→ TASK STATEMENT:
Which lines below hold the word "mention"? Copy all of them.

→ EXTRACTED RECORDS:

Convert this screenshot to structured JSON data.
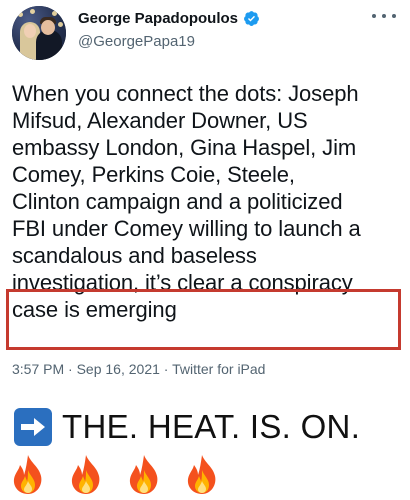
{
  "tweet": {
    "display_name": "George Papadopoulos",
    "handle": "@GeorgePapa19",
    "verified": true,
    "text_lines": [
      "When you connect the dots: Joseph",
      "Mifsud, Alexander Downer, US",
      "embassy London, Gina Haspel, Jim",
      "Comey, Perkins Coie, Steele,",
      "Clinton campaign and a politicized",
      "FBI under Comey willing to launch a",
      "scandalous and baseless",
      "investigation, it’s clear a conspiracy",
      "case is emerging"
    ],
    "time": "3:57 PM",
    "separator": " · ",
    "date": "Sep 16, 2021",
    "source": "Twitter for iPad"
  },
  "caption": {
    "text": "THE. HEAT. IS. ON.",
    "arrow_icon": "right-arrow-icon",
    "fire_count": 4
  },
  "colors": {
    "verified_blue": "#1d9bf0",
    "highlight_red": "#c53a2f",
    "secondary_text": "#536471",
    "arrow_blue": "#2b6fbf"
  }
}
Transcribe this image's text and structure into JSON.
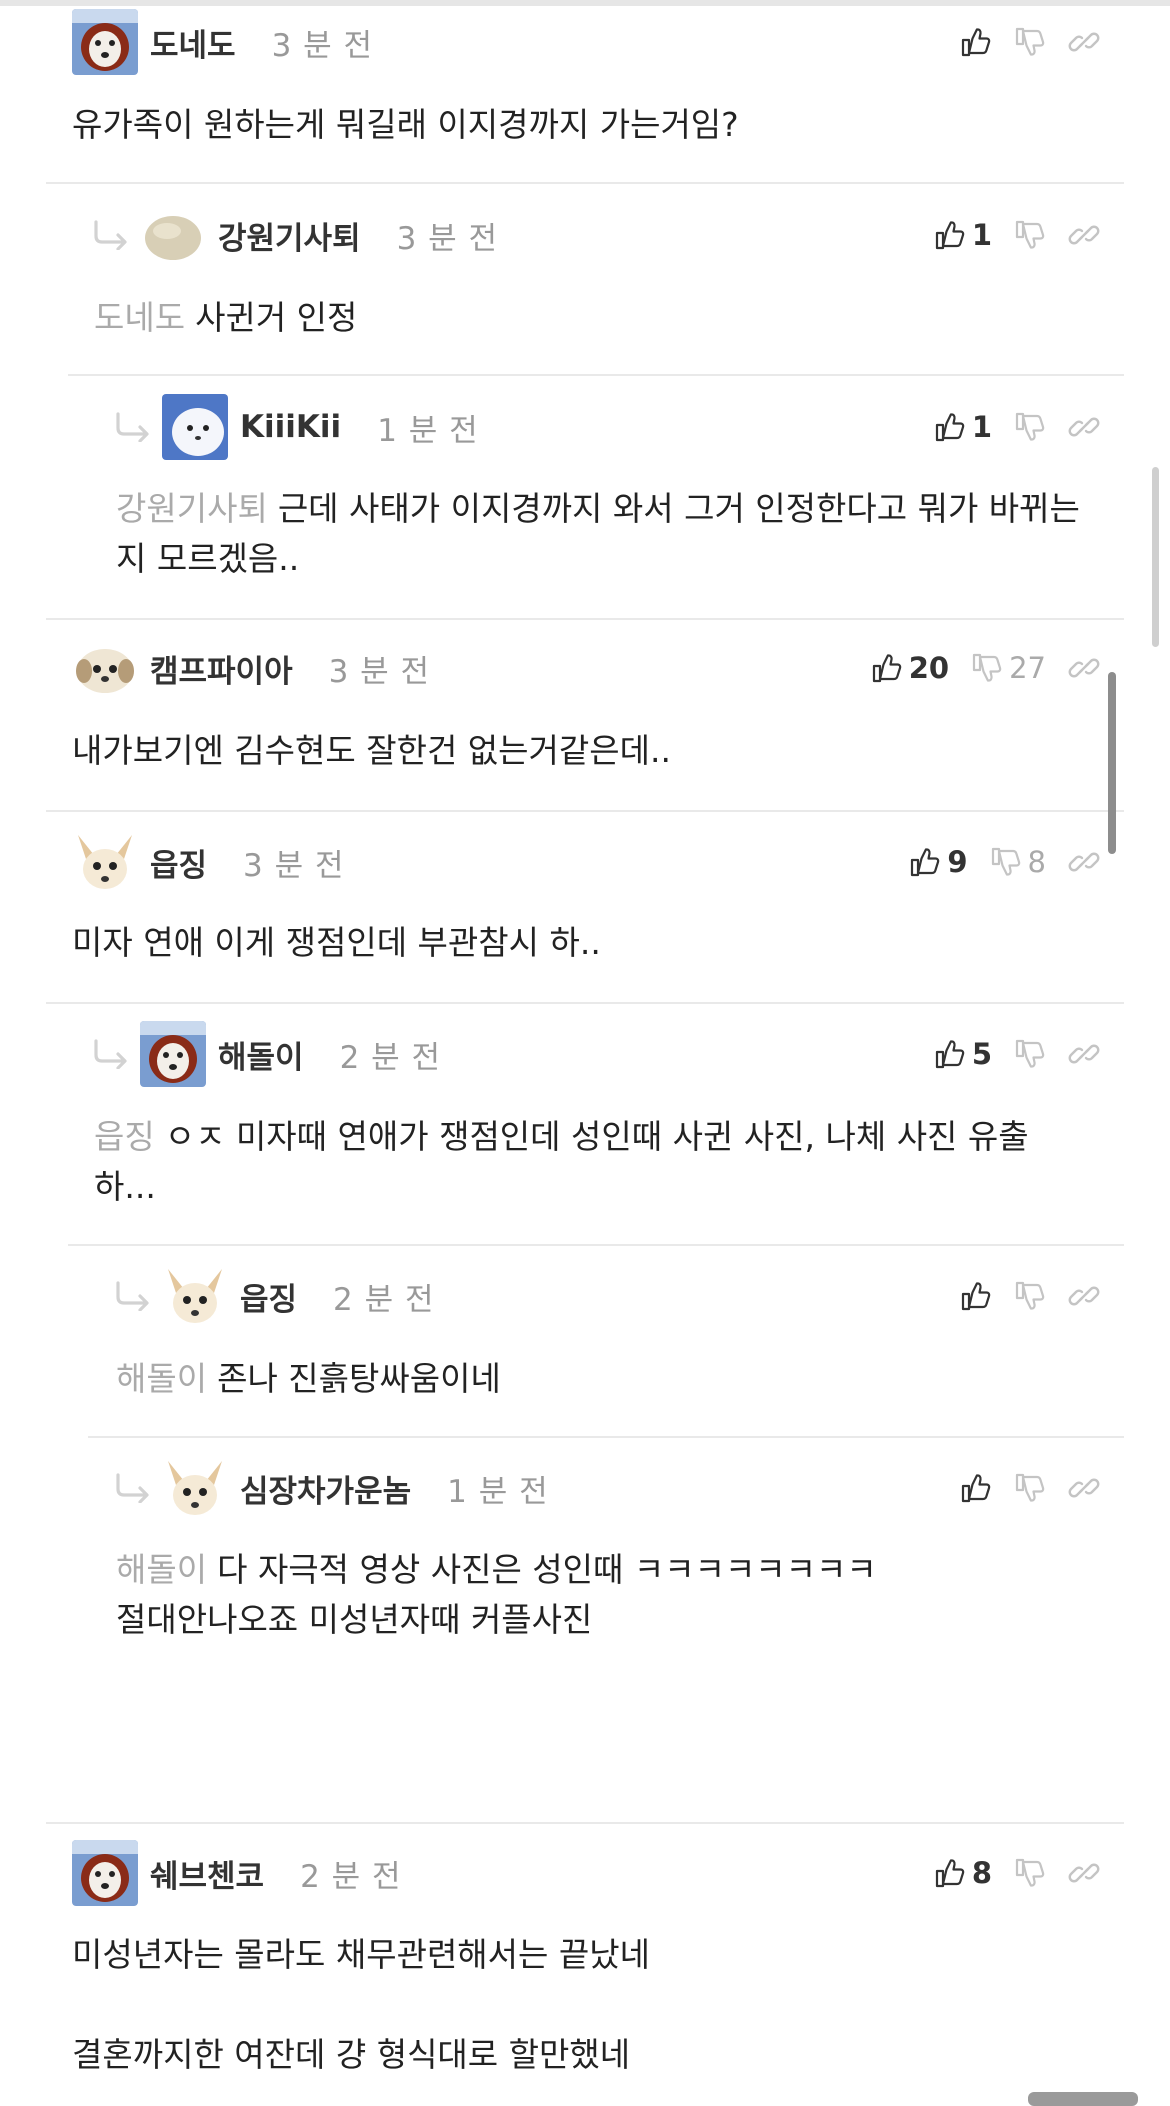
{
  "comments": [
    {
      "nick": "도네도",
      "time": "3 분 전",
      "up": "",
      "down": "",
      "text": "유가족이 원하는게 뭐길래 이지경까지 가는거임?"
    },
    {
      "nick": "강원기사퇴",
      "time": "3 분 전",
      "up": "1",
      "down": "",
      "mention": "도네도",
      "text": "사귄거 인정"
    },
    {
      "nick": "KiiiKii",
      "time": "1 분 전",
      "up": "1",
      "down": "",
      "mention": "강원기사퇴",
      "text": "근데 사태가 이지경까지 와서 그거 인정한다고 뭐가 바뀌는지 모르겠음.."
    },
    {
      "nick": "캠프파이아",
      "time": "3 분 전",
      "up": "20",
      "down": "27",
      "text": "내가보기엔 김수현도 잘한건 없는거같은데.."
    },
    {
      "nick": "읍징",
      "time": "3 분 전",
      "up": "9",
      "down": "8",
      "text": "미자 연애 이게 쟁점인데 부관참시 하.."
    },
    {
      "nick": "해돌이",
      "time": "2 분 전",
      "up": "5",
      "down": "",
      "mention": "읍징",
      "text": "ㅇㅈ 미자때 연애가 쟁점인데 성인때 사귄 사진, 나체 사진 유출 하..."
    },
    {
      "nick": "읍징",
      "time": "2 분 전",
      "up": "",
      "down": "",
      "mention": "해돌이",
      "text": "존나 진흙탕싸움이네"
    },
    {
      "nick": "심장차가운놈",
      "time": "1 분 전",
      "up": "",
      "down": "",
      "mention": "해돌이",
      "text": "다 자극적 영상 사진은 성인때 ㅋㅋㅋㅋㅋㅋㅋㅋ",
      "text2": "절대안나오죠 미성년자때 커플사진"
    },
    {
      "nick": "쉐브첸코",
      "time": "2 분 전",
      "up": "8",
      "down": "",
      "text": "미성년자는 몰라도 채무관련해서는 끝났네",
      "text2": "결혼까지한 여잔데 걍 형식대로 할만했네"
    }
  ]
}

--

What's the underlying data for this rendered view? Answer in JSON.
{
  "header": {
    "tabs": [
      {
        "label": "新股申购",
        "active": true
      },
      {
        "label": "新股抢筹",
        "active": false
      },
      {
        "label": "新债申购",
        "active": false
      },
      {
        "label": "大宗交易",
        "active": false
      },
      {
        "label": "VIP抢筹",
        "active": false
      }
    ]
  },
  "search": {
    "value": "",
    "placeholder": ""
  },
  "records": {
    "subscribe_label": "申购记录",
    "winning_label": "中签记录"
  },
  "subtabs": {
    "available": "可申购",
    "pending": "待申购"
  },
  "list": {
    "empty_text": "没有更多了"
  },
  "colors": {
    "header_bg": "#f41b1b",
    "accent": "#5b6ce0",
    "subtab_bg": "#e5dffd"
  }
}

→ RESULT OF THIS EXERCISE:
      "mention": "도네도",
      "mention": "강원기사퇴",
      "mention": "읍징",
      "mention": "해돌이",
      "mention": "해돌이",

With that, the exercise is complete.